families this holiday season.
The Society of St. Vincent de Paul, Diocese of Cleveland (SVDP)
will distribute 1,000 frozen turkeys and five-pound bags of potatoes in the Boys & Girls Clubs of Cleveland
parking lot, 2561 East 59th St., on Wednesday, December 14.
The giveaway starts
at 8:30 a.m. and will continue while supplies last, says Natalie Schrimpf, marketing and development manager with the century-old human services organization. Providing the food is Fortney & Weygandt, Inc.
, a North Olmsted commercial construction firm now in its 10th year of supplying holiday nourishment to needy residents.
Volunteers from the construction company and SVDP Woodland Food Center
will hand out goods to people from Central and surrounding communities. No advanced registration is required, but attendees must present a driver's license or other form of identification, notes Schrimpf.
According to Greater Cleveland Food Bank
statistics, Central is home to 10,717 impoverished, making SVDP's food donation critical in residents' ability to serve a Christmas meal.

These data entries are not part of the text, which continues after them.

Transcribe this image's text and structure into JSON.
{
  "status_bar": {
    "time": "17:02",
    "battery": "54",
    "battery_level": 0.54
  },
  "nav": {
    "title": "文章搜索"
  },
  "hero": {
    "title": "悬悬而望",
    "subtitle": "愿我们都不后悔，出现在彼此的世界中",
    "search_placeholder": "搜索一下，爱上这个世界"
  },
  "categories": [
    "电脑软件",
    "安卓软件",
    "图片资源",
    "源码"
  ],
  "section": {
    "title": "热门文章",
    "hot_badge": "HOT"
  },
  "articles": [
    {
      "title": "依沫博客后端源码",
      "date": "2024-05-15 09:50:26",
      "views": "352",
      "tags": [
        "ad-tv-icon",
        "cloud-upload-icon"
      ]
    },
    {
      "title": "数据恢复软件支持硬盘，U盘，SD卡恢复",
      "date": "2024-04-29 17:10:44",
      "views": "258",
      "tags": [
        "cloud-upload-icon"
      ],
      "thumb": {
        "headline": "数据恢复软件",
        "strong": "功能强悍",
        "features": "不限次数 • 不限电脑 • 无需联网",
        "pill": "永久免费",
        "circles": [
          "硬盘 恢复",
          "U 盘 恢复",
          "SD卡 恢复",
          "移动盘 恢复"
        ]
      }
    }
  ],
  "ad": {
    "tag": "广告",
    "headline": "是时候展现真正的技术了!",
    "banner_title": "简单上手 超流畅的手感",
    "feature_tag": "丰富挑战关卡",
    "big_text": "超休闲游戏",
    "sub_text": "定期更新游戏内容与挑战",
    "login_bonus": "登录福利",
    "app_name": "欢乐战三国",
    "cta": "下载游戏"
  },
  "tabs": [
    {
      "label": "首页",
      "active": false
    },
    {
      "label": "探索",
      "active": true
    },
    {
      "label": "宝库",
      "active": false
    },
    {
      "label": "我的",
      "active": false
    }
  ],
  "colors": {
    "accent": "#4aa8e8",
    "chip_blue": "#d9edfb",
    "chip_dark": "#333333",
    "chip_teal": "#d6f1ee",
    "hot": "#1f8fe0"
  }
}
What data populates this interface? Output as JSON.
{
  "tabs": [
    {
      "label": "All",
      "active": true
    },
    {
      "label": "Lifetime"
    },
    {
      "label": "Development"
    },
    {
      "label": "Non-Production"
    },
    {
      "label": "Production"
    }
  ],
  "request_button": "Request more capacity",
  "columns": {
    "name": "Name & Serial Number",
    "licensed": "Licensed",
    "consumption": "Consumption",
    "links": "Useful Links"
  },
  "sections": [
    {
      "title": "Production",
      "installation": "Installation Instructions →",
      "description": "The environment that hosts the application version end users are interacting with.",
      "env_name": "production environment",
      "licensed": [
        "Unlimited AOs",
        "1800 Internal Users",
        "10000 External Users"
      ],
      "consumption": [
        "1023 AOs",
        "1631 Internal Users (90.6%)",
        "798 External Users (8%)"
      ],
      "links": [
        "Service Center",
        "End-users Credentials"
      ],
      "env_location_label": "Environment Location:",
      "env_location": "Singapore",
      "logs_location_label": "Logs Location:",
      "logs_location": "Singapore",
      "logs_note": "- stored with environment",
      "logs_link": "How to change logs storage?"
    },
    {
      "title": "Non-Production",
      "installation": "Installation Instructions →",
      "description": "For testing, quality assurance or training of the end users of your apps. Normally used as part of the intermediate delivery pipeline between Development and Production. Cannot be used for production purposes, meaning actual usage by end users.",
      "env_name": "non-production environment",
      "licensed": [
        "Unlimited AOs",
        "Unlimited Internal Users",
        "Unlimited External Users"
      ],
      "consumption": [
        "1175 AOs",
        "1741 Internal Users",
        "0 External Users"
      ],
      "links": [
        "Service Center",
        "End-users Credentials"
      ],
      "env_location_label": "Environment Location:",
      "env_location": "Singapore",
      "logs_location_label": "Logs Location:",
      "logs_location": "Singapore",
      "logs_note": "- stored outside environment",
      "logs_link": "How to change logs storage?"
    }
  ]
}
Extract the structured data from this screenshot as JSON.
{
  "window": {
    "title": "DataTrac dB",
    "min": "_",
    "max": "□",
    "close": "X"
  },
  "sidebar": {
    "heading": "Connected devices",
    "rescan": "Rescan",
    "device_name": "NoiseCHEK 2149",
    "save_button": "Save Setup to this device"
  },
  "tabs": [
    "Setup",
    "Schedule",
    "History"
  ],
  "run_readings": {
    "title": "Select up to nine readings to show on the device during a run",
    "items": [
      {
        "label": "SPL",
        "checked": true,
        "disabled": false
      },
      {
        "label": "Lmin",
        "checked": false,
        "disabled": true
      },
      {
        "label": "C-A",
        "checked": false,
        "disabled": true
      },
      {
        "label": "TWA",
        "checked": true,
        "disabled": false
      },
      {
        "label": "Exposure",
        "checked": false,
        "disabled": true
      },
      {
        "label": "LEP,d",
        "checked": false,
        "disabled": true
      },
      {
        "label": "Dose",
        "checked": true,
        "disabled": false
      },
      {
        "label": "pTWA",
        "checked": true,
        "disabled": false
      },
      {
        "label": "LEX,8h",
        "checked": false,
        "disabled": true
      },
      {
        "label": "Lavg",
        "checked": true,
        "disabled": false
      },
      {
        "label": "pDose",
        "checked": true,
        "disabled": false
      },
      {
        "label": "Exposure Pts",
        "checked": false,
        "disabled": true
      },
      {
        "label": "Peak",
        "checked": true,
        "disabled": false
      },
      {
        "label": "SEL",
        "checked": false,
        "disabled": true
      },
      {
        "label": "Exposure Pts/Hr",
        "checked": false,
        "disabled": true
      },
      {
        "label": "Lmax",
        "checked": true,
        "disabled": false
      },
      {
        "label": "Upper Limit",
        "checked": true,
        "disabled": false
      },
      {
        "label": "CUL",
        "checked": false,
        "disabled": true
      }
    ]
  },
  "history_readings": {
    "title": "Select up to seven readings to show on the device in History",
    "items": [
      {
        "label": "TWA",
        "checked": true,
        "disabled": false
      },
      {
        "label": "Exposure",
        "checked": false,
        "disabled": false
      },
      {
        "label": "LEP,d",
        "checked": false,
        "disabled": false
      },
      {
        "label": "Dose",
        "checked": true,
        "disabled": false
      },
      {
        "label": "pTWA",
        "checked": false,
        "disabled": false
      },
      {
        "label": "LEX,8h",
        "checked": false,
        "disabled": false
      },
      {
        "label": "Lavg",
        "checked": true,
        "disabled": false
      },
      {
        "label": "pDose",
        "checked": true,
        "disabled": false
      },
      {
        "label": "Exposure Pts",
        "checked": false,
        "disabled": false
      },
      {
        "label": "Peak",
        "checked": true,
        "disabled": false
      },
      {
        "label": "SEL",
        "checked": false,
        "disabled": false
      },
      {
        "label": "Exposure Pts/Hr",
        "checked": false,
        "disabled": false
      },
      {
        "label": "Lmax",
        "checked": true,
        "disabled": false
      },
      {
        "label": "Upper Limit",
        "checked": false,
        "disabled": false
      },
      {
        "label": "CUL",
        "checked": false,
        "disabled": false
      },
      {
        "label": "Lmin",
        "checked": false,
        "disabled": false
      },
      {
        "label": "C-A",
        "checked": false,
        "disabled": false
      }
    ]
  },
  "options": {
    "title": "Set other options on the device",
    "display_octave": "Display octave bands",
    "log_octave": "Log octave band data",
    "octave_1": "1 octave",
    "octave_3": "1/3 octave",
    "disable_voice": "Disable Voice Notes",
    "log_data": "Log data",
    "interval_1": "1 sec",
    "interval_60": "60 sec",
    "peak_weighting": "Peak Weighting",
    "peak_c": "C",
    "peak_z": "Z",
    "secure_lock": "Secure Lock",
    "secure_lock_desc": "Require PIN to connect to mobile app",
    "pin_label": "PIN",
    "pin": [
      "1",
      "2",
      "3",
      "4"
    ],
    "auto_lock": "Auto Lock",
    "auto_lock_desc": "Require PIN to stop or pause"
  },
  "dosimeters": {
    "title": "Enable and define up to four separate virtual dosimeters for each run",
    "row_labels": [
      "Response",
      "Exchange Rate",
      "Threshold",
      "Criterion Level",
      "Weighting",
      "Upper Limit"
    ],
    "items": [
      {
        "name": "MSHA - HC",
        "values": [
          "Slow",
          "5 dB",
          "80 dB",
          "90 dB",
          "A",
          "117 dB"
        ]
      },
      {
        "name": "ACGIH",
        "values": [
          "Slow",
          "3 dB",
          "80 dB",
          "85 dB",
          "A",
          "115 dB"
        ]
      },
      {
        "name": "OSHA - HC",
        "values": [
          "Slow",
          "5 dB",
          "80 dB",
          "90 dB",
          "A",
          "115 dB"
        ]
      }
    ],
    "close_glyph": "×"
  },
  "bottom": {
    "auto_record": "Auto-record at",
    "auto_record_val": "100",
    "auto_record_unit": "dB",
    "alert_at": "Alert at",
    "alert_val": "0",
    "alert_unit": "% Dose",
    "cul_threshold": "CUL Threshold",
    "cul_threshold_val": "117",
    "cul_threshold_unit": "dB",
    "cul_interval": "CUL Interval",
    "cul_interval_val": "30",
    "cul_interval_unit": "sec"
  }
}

"For people who are food insecure, everything from having money to pay rent or buy clothes for their children can be a crisis," says Schrimpf. "Aid for hunger relief is magnified for low-income families, especially around the holidays."
Schrimpf, who has attended the last two giveaways, says the event is far from dour or downbeat. Coffee and cocoa are available for folks waiting in the cold, while volunteers greet attendees with smiles and warm words.
"We make it a happy occasion," Schrimpf says.
The Christmas food drive is one facet of SVDP's service to an economically-disadvantaged population. Last year, the organization provided $7 million in aid to more than 240,000 low-income individuals in the form of food, clothing, school supplies and assistance with utilities and rent.
Similar to its work throughout the year, SVDP's holiday-themed helping hand wouldn't happen without the generosity of area donors, volunteers and organizational partners, Schrimpf says. Face-to-face assistance for those suffering from generational poverty, regardless of race, ethnicity or religious background, must be a year-round endeavor.
"We value our partners," says Schrimpf. "We wouldn't be able to help people in our community without them."